# DIRECTIONS FOR THIS TASK:
In the data, extract each line that holds the string "Overlay".

(DATASET ENTRIES begins)

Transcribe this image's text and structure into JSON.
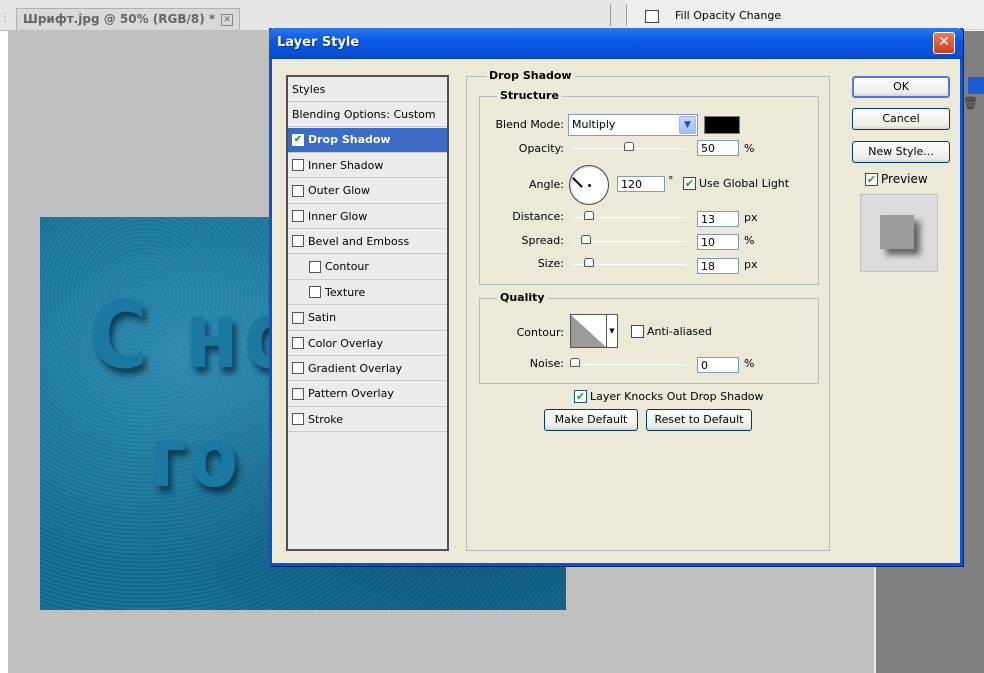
{
  "document_tab": {
    "title": "Шрифт.jpg @ 50% (RGB/8) *",
    "close_glyph": "✕"
  },
  "history": {
    "item": "Fill Opacity Change"
  },
  "canvas_text": {
    "line1": "С но",
    "line2": "го"
  },
  "dialog": {
    "title": "Layer Style",
    "close_glyph": "✕",
    "styles": [
      {
        "label": "Styles",
        "checkbox": false
      },
      {
        "label": "Blending Options: Custom",
        "checkbox": false
      },
      {
        "label": "Drop Shadow",
        "checkbox": true,
        "checked": true,
        "selected": true
      },
      {
        "label": "Inner Shadow",
        "checkbox": true,
        "checked": false
      },
      {
        "label": "Outer Glow",
        "checkbox": true,
        "checked": false
      },
      {
        "label": "Inner Glow",
        "checkbox": true,
        "checked": false
      },
      {
        "label": "Bevel and Emboss",
        "checkbox": true,
        "checked": false
      },
      {
        "label": "Contour",
        "checkbox": true,
        "checked": false,
        "indent": true
      },
      {
        "label": "Texture",
        "checkbox": true,
        "checked": false,
        "indent": true
      },
      {
        "label": "Satin",
        "checkbox": true,
        "checked": false
      },
      {
        "label": "Color Overlay",
        "checkbox": true,
        "checked": false
      },
      {
        "label": "Gradient Overlay",
        "checkbox": true,
        "checked": false
      },
      {
        "label": "Pattern Overlay",
        "checkbox": true,
        "checked": false
      },
      {
        "label": "Stroke",
        "checkbox": true,
        "checked": false
      }
    ],
    "drop_shadow": {
      "section_title": "Drop Shadow",
      "structure": {
        "title": "Structure",
        "blend_mode_label": "Blend Mode:",
        "blend_mode_value": "Multiply",
        "shadow_color": "#000000",
        "opacity_label": "Opacity:",
        "opacity_value": "50",
        "opacity_unit": "%",
        "opacity_fraction": 0.5,
        "angle_label": "Angle:",
        "angle_value": "120",
        "angle_unit": "°",
        "use_global_light_label": "Use Global Light",
        "use_global_light": true,
        "distance_label": "Distance:",
        "distance_value": "13",
        "distance_unit": "px",
        "spread_label": "Spread:",
        "spread_value": "10",
        "spread_unit": "%",
        "size_label": "Size:",
        "size_value": "18",
        "size_unit": "px"
      },
      "quality": {
        "title": "Quality",
        "contour_label": "Contour:",
        "anti_aliased_label": "Anti-aliased",
        "anti_aliased": false,
        "noise_label": "Noise:",
        "noise_value": "0",
        "noise_unit": "%"
      },
      "knocks_out_label": "Layer Knocks Out Drop Shadow",
      "knocks_out": true,
      "make_default_label": "Make Default",
      "reset_default_label": "Reset to Default"
    },
    "buttons": {
      "ok": "OK",
      "cancel": "Cancel",
      "new_style": "New Style...",
      "preview_label": "Preview",
      "preview": true
    }
  },
  "colors": {
    "titlebar": "#0a53d8",
    "selection": "#3c6bc3",
    "canvas_image": "#0f6f95"
  }
}
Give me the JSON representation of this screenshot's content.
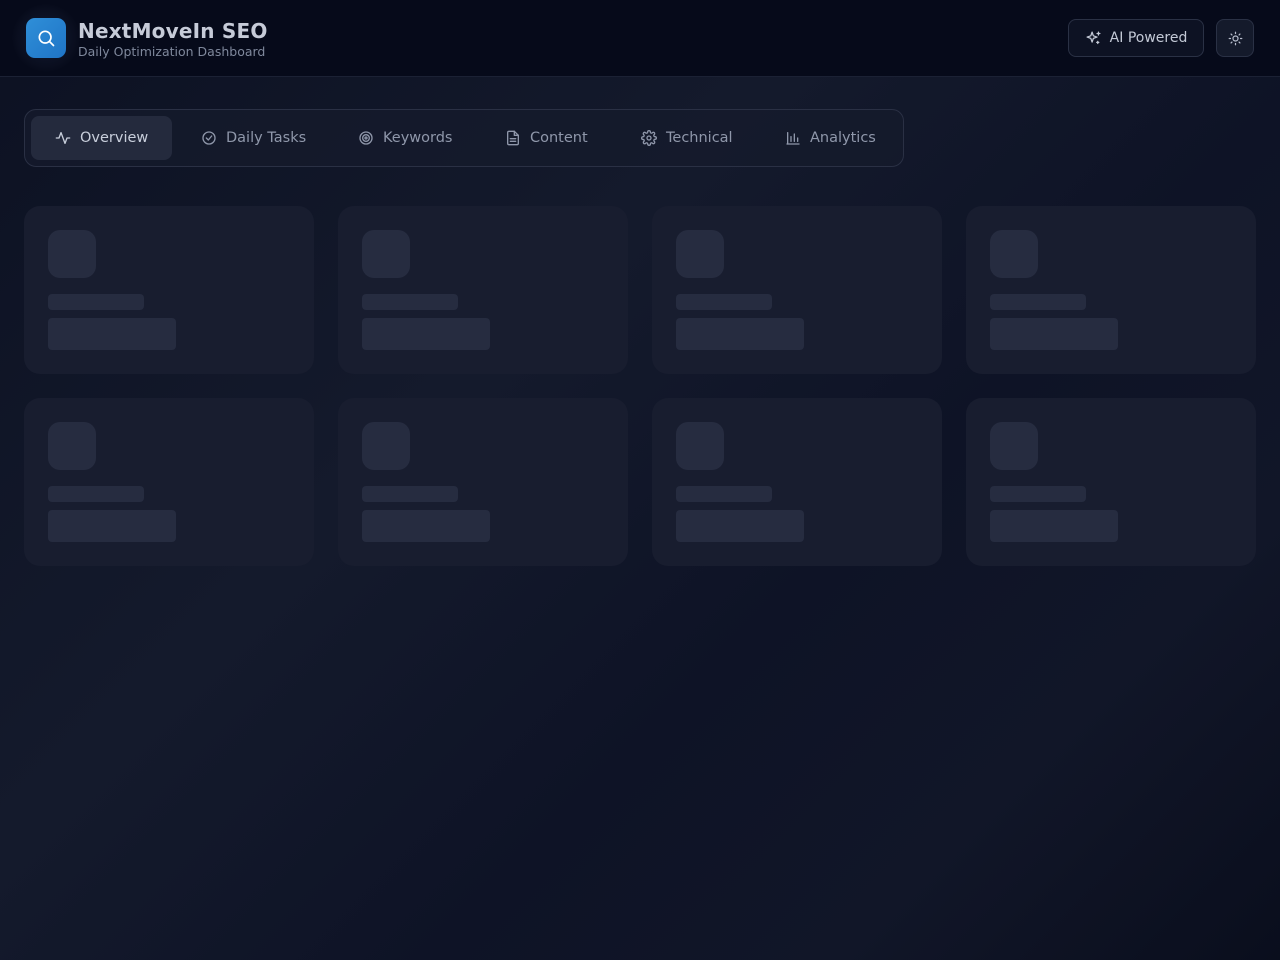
{
  "header": {
    "title": "NextMoveIn SEO",
    "subtitle": "Daily Optimization Dashboard",
    "logo_icon": "search-icon",
    "ai_button_label": "AI Powered",
    "ai_button_icon": "sparkles-icon",
    "theme_button_icon": "sun-icon"
  },
  "tabs": [
    {
      "label": "Overview",
      "icon": "activity-icon",
      "active": true
    },
    {
      "label": "Daily Tasks",
      "icon": "check-circle-icon",
      "active": false
    },
    {
      "label": "Keywords",
      "icon": "target-icon",
      "active": false
    },
    {
      "label": "Content",
      "icon": "file-text-icon",
      "active": false
    },
    {
      "label": "Technical",
      "icon": "gear-icon",
      "active": false
    },
    {
      "label": "Analytics",
      "icon": "bar-chart-icon",
      "active": false
    }
  ],
  "colors": {
    "accent": "#2f8fd8",
    "background": "#0b1020",
    "skeleton": "#262c40"
  }
}
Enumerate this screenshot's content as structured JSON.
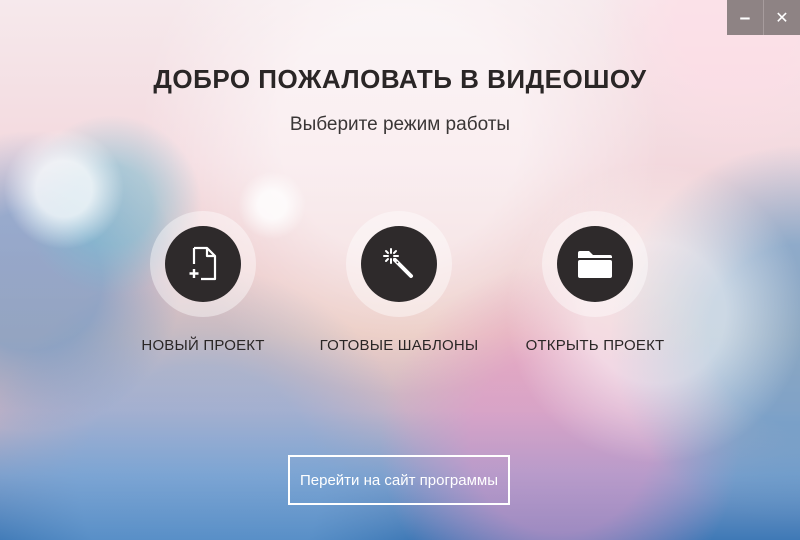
{
  "window": {
    "minimize_label": "‒",
    "close_label": "✕"
  },
  "header": {
    "title": "ДОБРО ПОЖАЛОВАТЬ В ВИДЕОШОУ",
    "subtitle": "Выберите режим работы"
  },
  "modes": [
    {
      "label": "НОВЫЙ ПРОЕКТ",
      "icon": "new-file-icon"
    },
    {
      "label": "ГОТОВЫЕ ШАБЛОНЫ",
      "icon": "magic-wand-icon"
    },
    {
      "label": "ОТКРЫТЬ ПРОЕКТ",
      "icon": "folder-icon"
    }
  ],
  "footer": {
    "site_button_label": "Перейти на сайт программы"
  },
  "colors": {
    "icon_disc": "#2e2a2b",
    "window_controls": "#8e8384",
    "text_dark": "#2a2626"
  }
}
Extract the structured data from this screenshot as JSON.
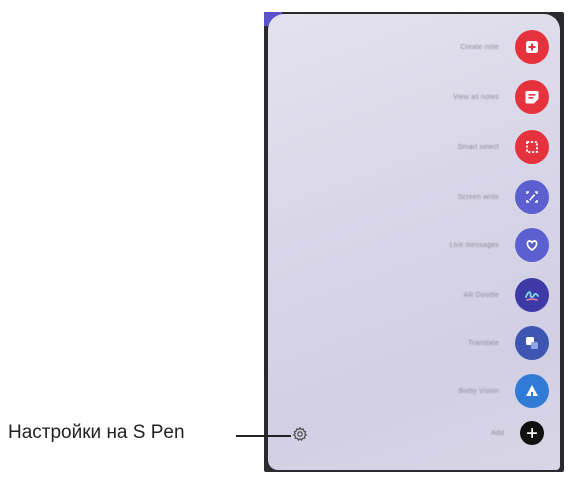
{
  "callout": {
    "label": "Настройки на S Pen"
  },
  "panel": {
    "items": [
      {
        "label": "Create note",
        "icon": "create-note-icon",
        "color": "#e5323c"
      },
      {
        "label": "View all notes",
        "icon": "view-notes-icon",
        "color": "#e5323c"
      },
      {
        "label": "Smart select",
        "icon": "smart-select-icon",
        "color": "#e5323c"
      },
      {
        "label": "Screen write",
        "icon": "screen-write-icon",
        "color": "#5b5fd0"
      },
      {
        "label": "Live messages",
        "icon": "live-messages-icon",
        "color": "#5b5fd0"
      },
      {
        "label": "AR Doodle",
        "icon": "ar-doodle-icon",
        "color": "#3d3aa8"
      },
      {
        "label": "Translate",
        "icon": "translate-icon",
        "color": "#3d56b2"
      },
      {
        "label": "Bixby Vision",
        "icon": "bixby-vision-icon",
        "color": "#2f7bd6"
      },
      {
        "label": "Add",
        "icon": "add-icon",
        "color": "#111111"
      }
    ]
  }
}
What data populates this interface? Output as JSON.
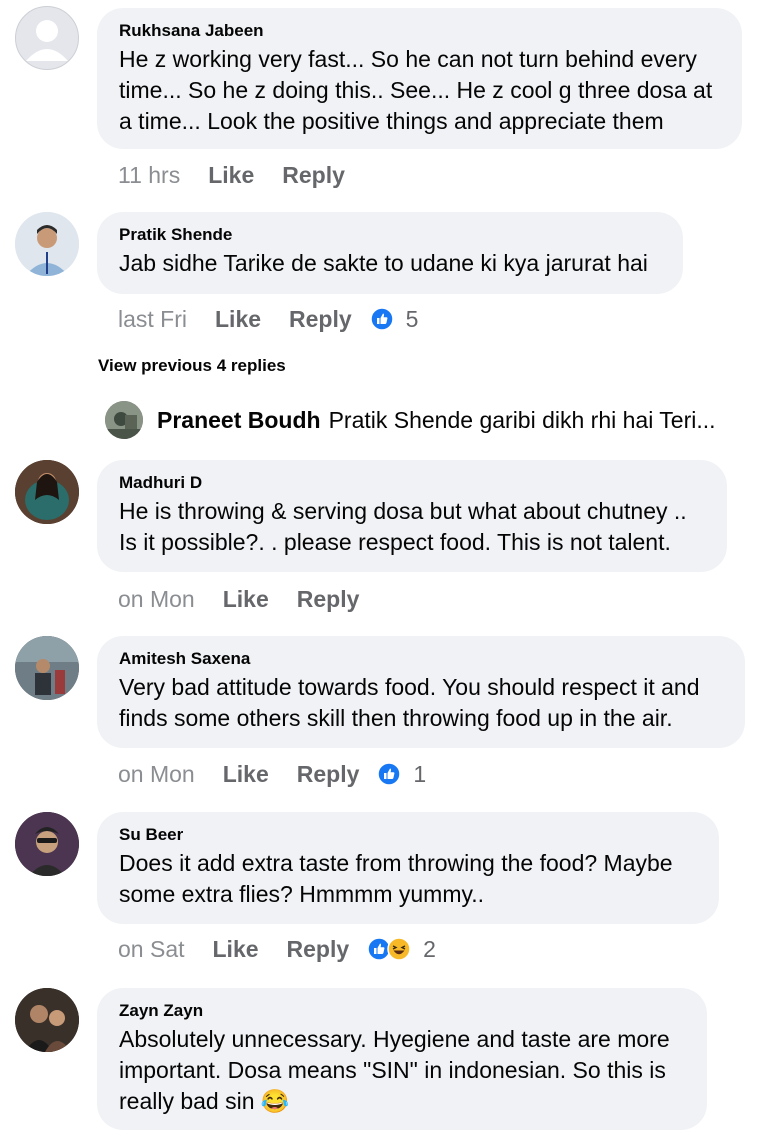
{
  "comments": [
    {
      "name": "Rukhsana Jabeen",
      "lines": [
        "He z working very fast... So he can not turn behind every",
        "time... So he z doing this.. See... He z cool g three dosa at",
        "a time... Look the positive things  and appreciate them"
      ],
      "time": "11 hrs",
      "like": "Like",
      "reply": "Reply",
      "reaction_count": ""
    },
    {
      "name": "Pratik Shende",
      "lines": [
        "Jab sidhe Tarike de sakte to udane ki kya jarurat hai"
      ],
      "time": "last Fri",
      "like": "Like",
      "reply": "Reply",
      "reaction_count": "5"
    },
    {
      "name": "Madhuri D",
      "lines": [
        "He is throwing & serving dosa but what about chutney ..",
        "Is it possible?. .  please respect food.  This is not talent."
      ],
      "time": "on Mon",
      "like": "Like",
      "reply": "Reply",
      "reaction_count": ""
    },
    {
      "name": "Amitesh Saxena",
      "lines": [
        "Very bad attitude towards food. You should respect it and",
        "finds some others skill then throwing food up in the air."
      ],
      "time": "on Mon",
      "like": "Like",
      "reply": "Reply",
      "reaction_count": "1"
    },
    {
      "name": "Su Beer",
      "lines": [
        "Does it add extra taste from throwing the  food? Maybe",
        "some extra flies? Hmmmm yummy.."
      ],
      "time": "on Sat",
      "like": "Like",
      "reply": "Reply",
      "reaction_count": "2"
    },
    {
      "name": "Zayn Zayn",
      "lines": [
        "Absolutely unnecessary. Hyegiene and taste are more",
        "important. Dosa means \"SIN\" in indonesian. So this is",
        "really bad sin 😂"
      ],
      "time": "",
      "like": "",
      "reply": "",
      "reaction_count": ""
    }
  ],
  "view_previous": "View previous 4 replies",
  "reply_preview": {
    "name": "Praneet Boudh",
    "text": "Pratik Shende garibi dikh rhi hai Teri..."
  },
  "icons": {
    "like_reaction": "thumbs-up-icon",
    "haha_reaction": "laughing-emoji-icon",
    "avatar_placeholder": "default-avatar-icon"
  },
  "colors": {
    "bubble": "#f0f2f5",
    "like_blue": "#1877f2",
    "meta_gray": "#65676b"
  }
}
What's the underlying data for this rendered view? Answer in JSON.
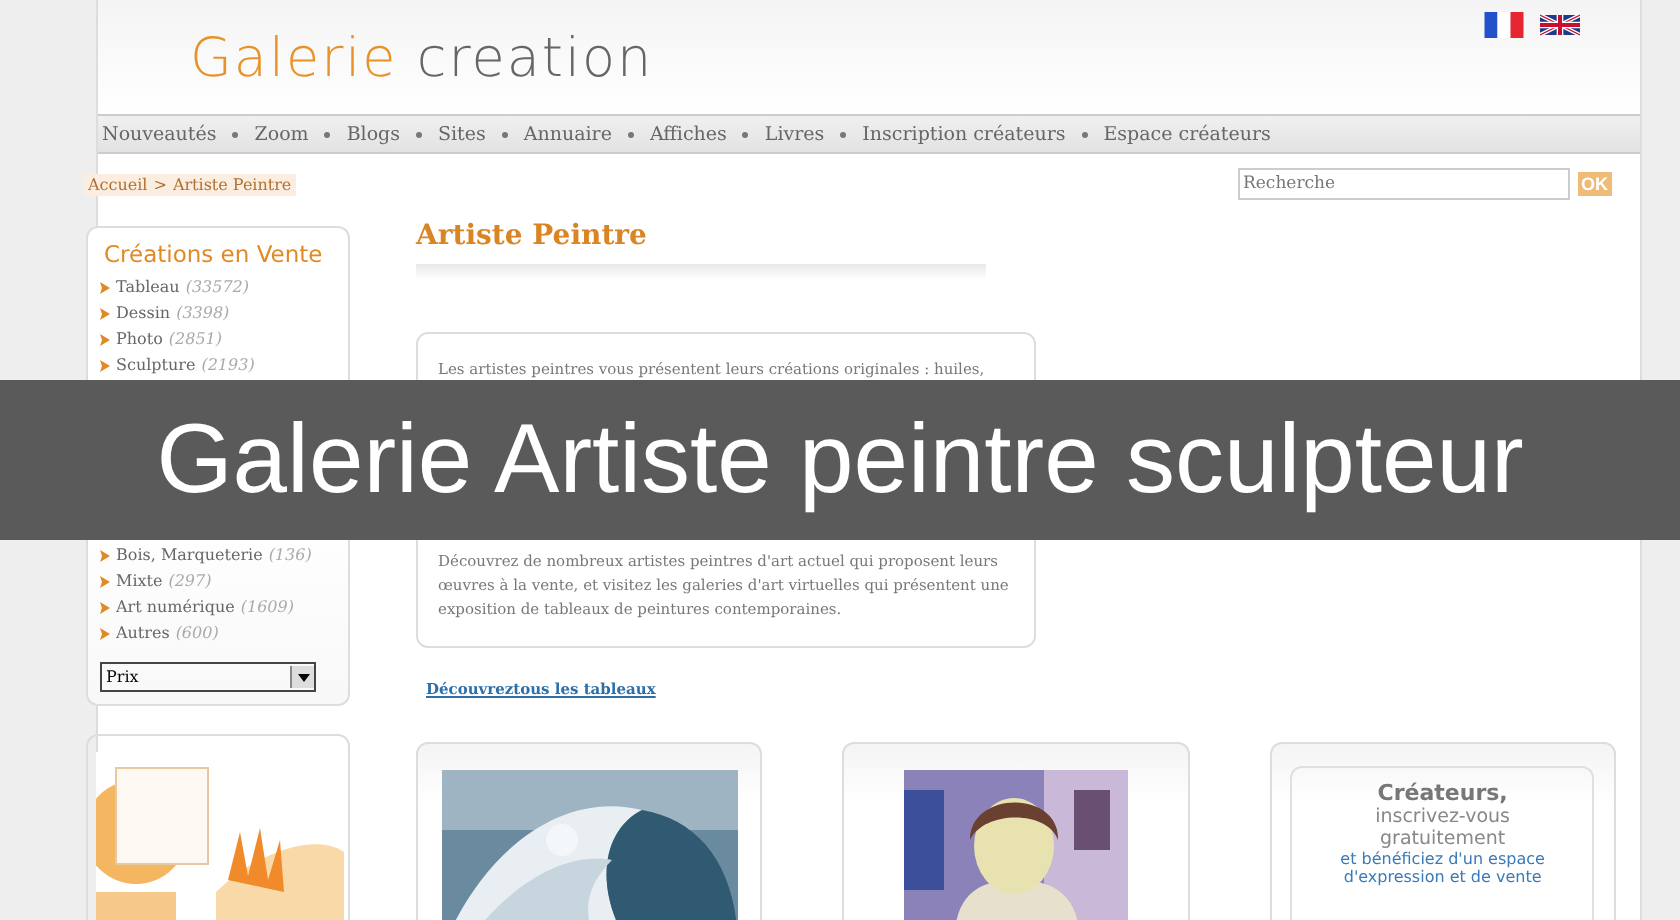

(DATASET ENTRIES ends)

# ANSWER FOR THIS EXERCISE:
        "label": "Color Overlay",
        "label": "Gradient Overlay",
        "label": "Pattern Overlay",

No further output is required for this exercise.